Cliff Bichel lives in Michigan. He’s 34 years old, married, and has three amazing kids. He’s a good dad. A dad who sets aside plenty of time for new and grand adventures with each of his children. One of their favorites is raising chickens together. It’s important to Cliff that his kids learn constant and powerful lessons in life and love. So, each day the kids go out and collect any new eggs. Once enough of them have been gathered, the family loads into the car, and Cliff drives them down to the homeless shelter where the eggs are given to feed the less fortunate.
Cliff understands the power that one man will always have in making small differences in the lives of others. He understands that random acts of kindness spread. He understands that the small difference he can make in people’s lives will often lead to much bigger and permanent ones. He understands because he’s seen it. He understands because he lives it. Seven years ago, an idea came flying out of his mouth, which quickly materialized into something unexpected, beautiful, and worth repeating.
In 2003, Thanksgiving was approaching. Cliff had this little idea, which he shot by his church Reverend. It was far too late to put it together this year, he declared, but what if next year they put on a free Thanksgiving feast for the people of their community who could really use a good, hot meal. He was shocked when the Reverend jumped on the idea and encouraged him not to wait, but to find a way to do it that same year instead. With limited funds and even less time, Cliff accepted the challenge and decided to do whatever it took to make it happen.
He hit the pavement and collected sufficient donations from local businesses to cover his food and supplies. In record time, and with the help of others, he served up a free feast to those who needed that warmth, food, and good old human interaction. The invitation to attend was open to all, and there were many who answered the call.
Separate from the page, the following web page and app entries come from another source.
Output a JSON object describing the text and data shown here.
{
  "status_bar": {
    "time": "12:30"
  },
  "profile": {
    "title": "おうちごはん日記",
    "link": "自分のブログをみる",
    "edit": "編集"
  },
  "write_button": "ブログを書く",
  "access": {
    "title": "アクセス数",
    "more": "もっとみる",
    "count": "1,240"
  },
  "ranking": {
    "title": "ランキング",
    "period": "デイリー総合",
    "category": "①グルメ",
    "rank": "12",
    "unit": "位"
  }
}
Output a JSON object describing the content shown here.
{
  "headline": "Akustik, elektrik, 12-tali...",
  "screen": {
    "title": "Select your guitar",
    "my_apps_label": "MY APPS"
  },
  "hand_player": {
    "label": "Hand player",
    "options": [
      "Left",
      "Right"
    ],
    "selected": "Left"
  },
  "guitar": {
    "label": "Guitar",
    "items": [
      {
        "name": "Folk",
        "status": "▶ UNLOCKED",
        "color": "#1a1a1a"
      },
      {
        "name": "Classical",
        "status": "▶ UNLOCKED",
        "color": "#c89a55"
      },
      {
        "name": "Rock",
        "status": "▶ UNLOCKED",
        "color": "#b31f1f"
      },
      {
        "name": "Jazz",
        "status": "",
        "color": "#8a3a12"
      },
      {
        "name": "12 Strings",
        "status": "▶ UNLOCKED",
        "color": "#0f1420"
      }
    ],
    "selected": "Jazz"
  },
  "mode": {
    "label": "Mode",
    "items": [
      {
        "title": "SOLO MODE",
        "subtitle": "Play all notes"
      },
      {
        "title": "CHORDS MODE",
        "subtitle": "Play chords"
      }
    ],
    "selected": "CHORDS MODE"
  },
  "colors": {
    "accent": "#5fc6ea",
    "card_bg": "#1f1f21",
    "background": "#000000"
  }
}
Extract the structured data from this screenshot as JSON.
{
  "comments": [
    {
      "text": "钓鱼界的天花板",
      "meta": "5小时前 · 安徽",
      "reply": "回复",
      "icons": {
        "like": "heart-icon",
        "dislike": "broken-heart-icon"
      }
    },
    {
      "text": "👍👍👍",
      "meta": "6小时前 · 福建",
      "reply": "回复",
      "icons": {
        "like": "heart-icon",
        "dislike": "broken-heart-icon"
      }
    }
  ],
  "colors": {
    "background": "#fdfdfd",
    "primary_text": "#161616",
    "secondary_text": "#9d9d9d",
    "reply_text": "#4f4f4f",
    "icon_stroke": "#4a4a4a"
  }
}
On the evening of the big event, his church’s Memorial hall filled with conversation, laughter, and the aroma of fresh roasted turkey. It was certainly a night to remember. There was not one person unwanted. There was not one person unwelcome. That first year, 225 meals were served.
But that wasn’t enough for Cliff. He looked at the steaming trays of food and began dishing up to-go platters. Nobody was going without that night. He loaded up his car and sped around the city, relying on his knowledge of the streets (which he had gained as a pizza delivery boy). He stopped at house after house, sharing a plate of warmth and deliciousness with all those who couldn’t leave their homes.
Yes, that night the city itself was smiling.
Cliff is a good man. And like many good men is very passionate. Sometimes people take that passion and label it as arrogance. He is very vocal when he thinks another person has been mistreated or harmed. He is quick to point out social or personal injustices or wrongdoings. Because of this, some call him hot-headed.
But Cliff is neither hot-headed nor is he arrogant. He is a humble man, especially considering his confidence, expertise, and wealth of knowledge in the culinary world. He understands that it takes many hands to create a masterpiece. He is responsible, compassionate, and selfless.
And more than anything, he loves others.
He would do just about anything for the people around him. During the winter he can often be found driving quietly in his car, looking for unshoveled driveways to help clear.
And, each year he has continued feeding those who need it. His Thanksgiving meals have become somewhat famous. He has never put stipulations on who is allowed to come, and each year the number grows. Each year he lines up health department inspections, donations from businesses, volunteers, and meals for those that are homebound. He does it year, after year, after year. He never asks for anything in return. He never expects anything in return. His reward is always intrinsic.
Sure, sometimes he’s quirky, just like any of us. He insists on washing his own knives after each use and personally putting them back in their cases. He constantly writes lists just to write lists. And he couldn’t care less about spelling. But, he is a good provider and an excellent father. He encourages and makes use of people’s talents, known and hidden. He is always happy to listen when someone needs an understanding ear. And, he always makes that Thanksgiving dinner happen.
Cliff really is a Saturday’s Hero.
Dan Pearce, Single Dad Laughing
Many thanks to Jennifer for sharing her perspective and love for this man with me. Most Saturdays I spotlight one of my readers’ everyday heroes. The world is full of incredible, unsung, and inspirational people. They give their lives and time to others, they devote themselves to causes, they overcome obstacles, and they make us want to improve. Heroes come in many forms. Who was yours?
If you have a hero that you’d like me to spotlight, please send an email with the subject “This is my hero”. Sum up why they are a hero in 300 words or less. If I can spotlight them, I will write you back for follow-up information.